(Materials provided begins)
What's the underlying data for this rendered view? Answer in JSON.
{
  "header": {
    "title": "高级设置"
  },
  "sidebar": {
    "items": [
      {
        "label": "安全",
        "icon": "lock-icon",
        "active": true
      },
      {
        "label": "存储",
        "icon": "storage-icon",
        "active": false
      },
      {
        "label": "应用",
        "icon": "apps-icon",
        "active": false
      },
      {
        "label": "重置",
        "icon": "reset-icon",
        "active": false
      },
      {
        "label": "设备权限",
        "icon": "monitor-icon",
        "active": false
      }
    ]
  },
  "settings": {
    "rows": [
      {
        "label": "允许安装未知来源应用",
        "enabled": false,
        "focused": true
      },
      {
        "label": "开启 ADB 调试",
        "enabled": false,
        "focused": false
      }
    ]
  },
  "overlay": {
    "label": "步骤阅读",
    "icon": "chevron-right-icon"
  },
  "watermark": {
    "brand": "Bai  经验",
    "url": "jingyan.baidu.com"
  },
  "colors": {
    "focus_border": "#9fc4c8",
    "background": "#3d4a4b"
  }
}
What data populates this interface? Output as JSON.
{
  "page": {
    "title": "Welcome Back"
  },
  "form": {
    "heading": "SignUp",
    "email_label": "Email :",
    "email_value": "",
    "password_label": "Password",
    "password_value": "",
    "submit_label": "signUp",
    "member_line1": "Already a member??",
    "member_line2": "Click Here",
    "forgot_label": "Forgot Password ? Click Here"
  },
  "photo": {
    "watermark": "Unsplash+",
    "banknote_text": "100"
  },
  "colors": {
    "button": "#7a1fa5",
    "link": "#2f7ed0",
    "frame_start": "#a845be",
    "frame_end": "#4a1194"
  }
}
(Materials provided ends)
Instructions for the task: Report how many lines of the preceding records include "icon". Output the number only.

Your solution: 6